It turns out a number of films are capable of shifting from one protagonist to another without losing the audience. The first act of The Godfather was all about Marlon Brando, who is unconscious for most of the second act—and remains on the story’s sidelines after he recovers—while the other protagonist, Al Pacino, hides out in Sicily for half the second act, also not moving the story forward. Apparently, nobody minds when this happens in one of the most acclaimed movies of all time.

Protagonist Michael Corleone (Al Pacino) sits out half the second act, hiding out in Sicily, away from the action in THE GODFATHER.

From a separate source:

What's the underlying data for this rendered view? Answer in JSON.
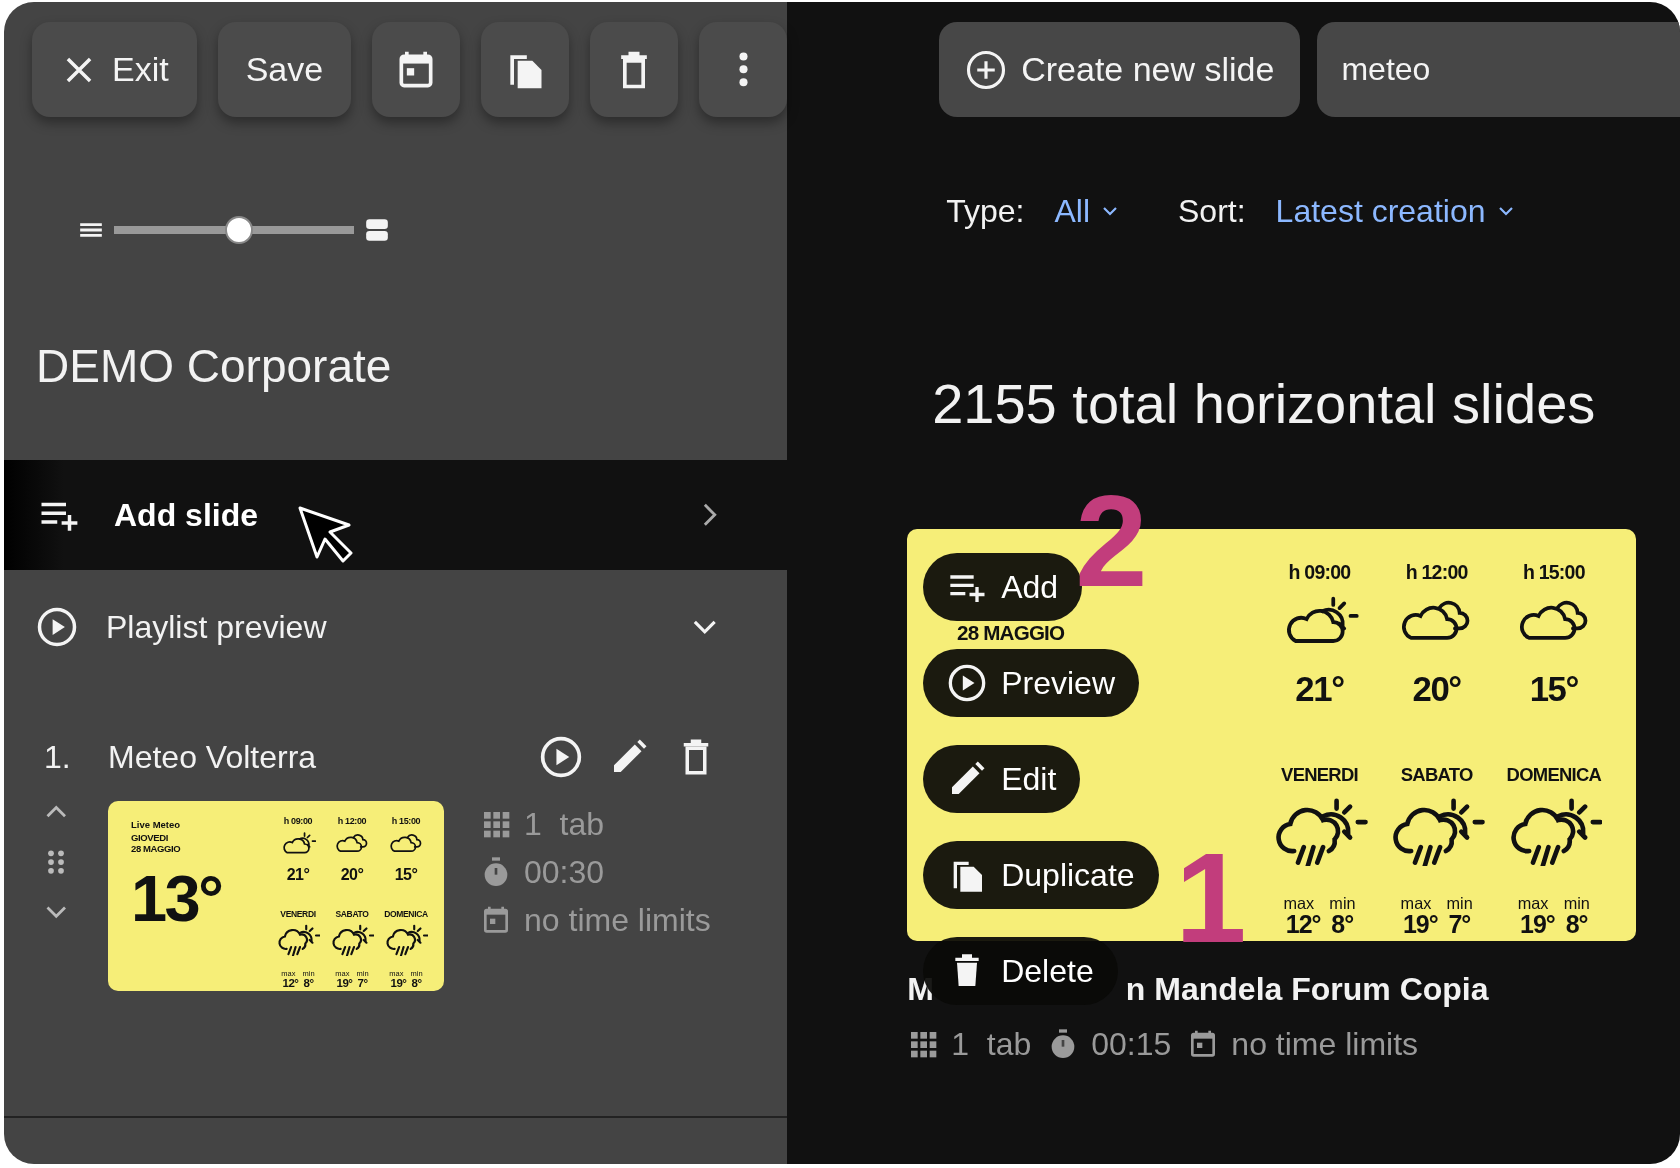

2014's Dawn of the Planet of the Apes is a standard two-hander, with Caesar (Andy Serkis) and Malcolm (Jason Clarke) as dual protagonists, working together to each lead his own tribe through his own personal journey. But its predecessor, 2011’s Rise of the Planet of the Apes is virtually split into two movies almost as evenly as Rise is from Dawn.

In the first half of Rise, James Franco raises a super-intelligent chimp in hopes of finding a cure for Alzheimer's before his father (John Lithgow) succumbs to the disease. Once the movie separates man and monkey at the midpoint, we stay almost entirely with the hairier hero (Serkis) for a gripping new story of an ape uprising while Franco's character, frankly, ceases to evolve.

Caesar (Andy Serkis) take the reins of the story from the less evolved protagonist at the midpoint of RISE OF THE PLANET OF THE APES.

Be careful. Write a script with a one-way seismic shift in protagonists like Rise, Psycho, The Exorcist, and The Godfather, and you're likely to hear professional readers trained on the one-protagonist-per-script paradigm call it a “mistake,” unless they’re looking at it in hindsight after it’s won accolades and grossed a fortune. So the tricky part is getting them to stop thinking like a chimp.

Rise was big and exciting and made over $480 million worldwide without limiting itself to a single protagonist on a single hero's journey because it knows: There's more than one way to save a cat in screenwriting.

(Portions of this article first appeared on Five Sprockets on August 15, 2011.)

Tuesday, July 1, 2014

ScripTipps Turns On The TV

There's never been a more exciting time to write for television. With the feature spec market a thing of the past, it seems more new writers are aiming for the small screen these days.

If you're trying to break into TV writing, you'll need two types of writing samples: A spec episode of an existing series and an original pilot.

Now, to help you learn how the pros write killer pilot scripts, ScripTipps presents our first screenplay deconstruction focused on television.
ScripTipps: Sleepy Hollow, Mining Great Scripts for Insightful TV Writing Tips, Script Analysis by Angela Jorgensen
Last fall, SLEEPY HOLLOW won the most viewers of any fall debut on FOX and was the first series of the year to be renewed for a second season.

Conceived by unproduced, Black Listed screenwriter Phillip Iscove, the show is a mash-up of two Washington Irving stories: The Legend of Sleepy Hollow and Rip Van Winkle. What if Ichabod Crane slept for two centuries and woke up in 2013?
Lt. Abbie Mills (Nicole Beharie) and Ichabod Crane (Tom Mison) in SLEEPY HOLLOW, created by Phillips Iscove, Roberto Orci, and Alex Kurtzman
Further developed with STAR TREK scribes Roberto Orci and Alex Kurtzman, the show is a genre hybrid: a heavily serialized fantasy/horror mythology grafted onto a dual-protagonist, case-of-the-week police procedural.

ScripTipps deconstructs the pilot episode of this smash hit series, analyzing its structural irregularities, how it introduces its important characters and themes, how it establishes a unique tone for the entire series, and more.

With this first TV-centric edition of ScripTipps, we also welcome a new writer to our team.
Real Life Magic: A Collection of Short Stories by Angela Jorgensen, author of ScripTipps: Sleepy Hollow
Angela Jorgensen originally hails from Iowa. She currently resides in Los Angeles and aspires to write for hour-long television dramas. She produced the short film Dolphin Dolphin’s Head and is currently producing a feature-length documentary, The Longest Straw. Her weekly column, As Scene on TV, analyzes individual scenes from TV shows, and can be found at ScripTipps: Sleepy Hollow is her sixth book.